The federal government’s goal is to award at least 5% of all federal contracting dollars to women-owned small businesses each year.

Program benefits

To help provide a level playing field for women business owners, the government limits competition for certain contracts to businesses that participate in the Women-Owned Small Business (WOSB) Federal Contracting program.

These contracts are for specific industries where WOSBs are underrepresented. Some contracts are restricted further to economically disadvantaged women-owned small businesses (EDWOSBs). SBA maintains a list of those eligible industries and their NAICS codes.

Joining the WOSB Federal Contracting Program makes a business eligible to compete for federal contracts set aside for the program.

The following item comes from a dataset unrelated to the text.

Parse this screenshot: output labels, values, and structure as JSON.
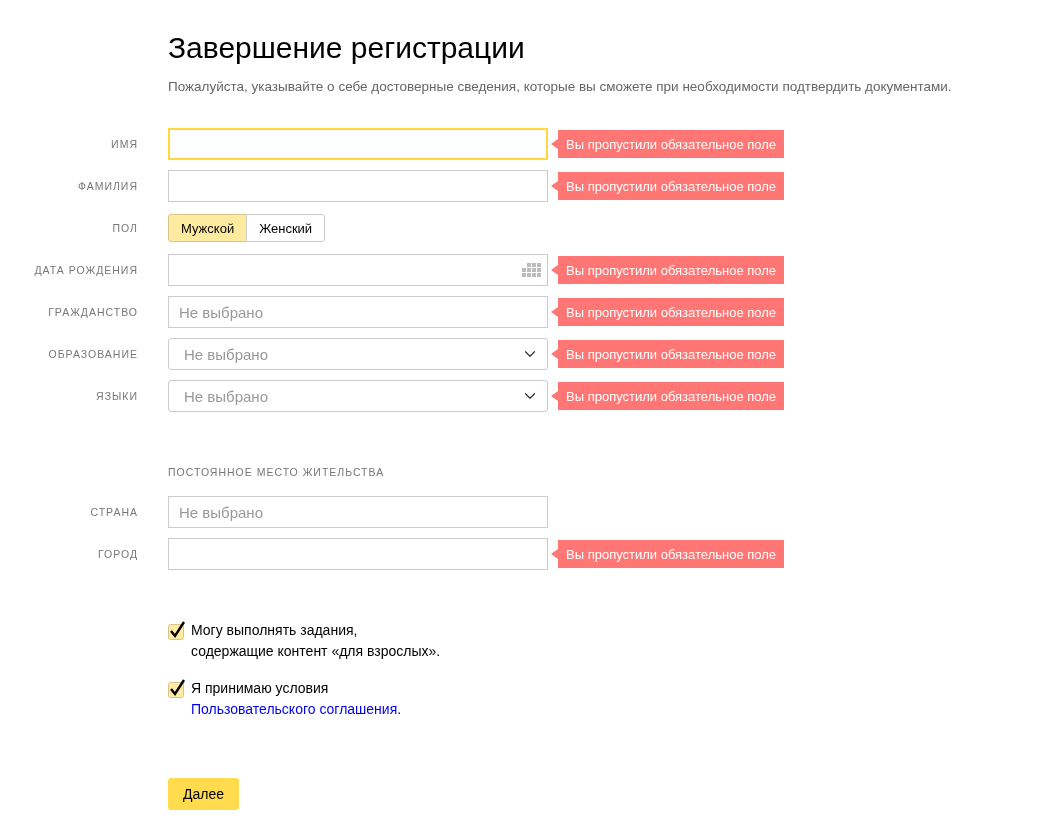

Firms can still compete for contract awards under other socio-economic programs they qualify for.

WOSB and EDWOSB certification improvements

The certification process for Women-Owned Small Businesses (WOSBs) and Economically Disadvantaged WOSBs (EDWOSBs) changed in 2020. SBA implemented Congress’ changes to the WOSB Federal Contracting program, as put forth in the 2015 National Defense Authorization Act (NDAA).

These updated regulations make it easier for qualified small businesses to participate in the WOSB Federal Contracting program by improving the customer experience. At the same time, SBA is strengthening oversight and maintaining the integrity of the certification process.

The updated WOSB Federal Contracting program regulations were published in the Federal Register in May 2020. These regulations detail changes to the certification process.

With the updated WOSB Federal Contracting program regulations in effect:

  • SBA’s new, free online certification process for WOSBs and EDWOSBs is live at beta.certify.sba.gov
  • SBA allows continued participation from businesses that utilize approved Third-Party Certifiers (TPCs) to obtain WOSB or EDWOSB certification
  • As of October 15, 2020, the previous self-certification option on the old certify.sba.gov platform is no longer available
  • If you had contracts through the WOSB Federal Contracting Program when the changes went into effect, you will remain certified through the duration of existing contracts (whether you were previously self-certified or TPC-certified)
  • All WOSB firms need to take action in beta.certify.sba.gov in order to compete for WOSB Federal Contracting Program set-aside contracts (based on specifics in the following sections based on your status)

Review SBA’s latest FAQscertification options tableinfographics, and the following beta.certify.gov fact sheet for more information about the certification changes and the updated application process.

Firms can use the SBA Local Assistance tool to contact their local SBA regional and district office or Women’s Business Center with questions. In addition, the beta.certify.sba.gov Knowledge Base is a valuable resource for firms to get started learning about certification using how-to videos, user guides, and more!

Program eligibility requirements

To be eligible for the WOSB Federal Contracting program, a business must:

  • Be a small business according to SBA size standards
  • Be at least 51% owned and controlled by women who are U.S. citizens
  • Have women manage day-to-day operations who also make long-term decisions

To qualify as an EDWOSB within the program, a business must:

  • Meet all the requirements of the WOSB Federal Contracting program
  • Be owned and controlled by one or more women, each with a personal net worth less than $750,000
  • Be owned and controlled by one or more women, each with $350,000 or less in adjusted gross income averaged over the previous three years
  • Be owned and controlled by one or more women, each $6 million or less in personal assets

Economic disadvantage standards have been aligned between the 8(a) Business Development program and the WOSB Federal Contracting program. Additionally, funds invested in an official retirement account are excluded from the assessment of an economically disadvantaged individual’s personal net worth in both programs.  8(a) firms interested in pursuing EDWOSB certification may provide their most recent annual review letter or acceptance letter if in their first year through applying at beta.certify.sba.gov

SBA also allows participation from firms certified by the U.S. Department of Veterans Affairs Center for Verification and Evaluations (CVE), provided they meet all eligibility requirements. Firms must provide their CVE certificate and supporting documentation through beta.certify.sba.gov

The eligibility requirements to qualify as a WOSB or an EDWOSB are fully defined in Title 13 Part 127 Subpart B of the Code of Federal Regulations (CFR). Fir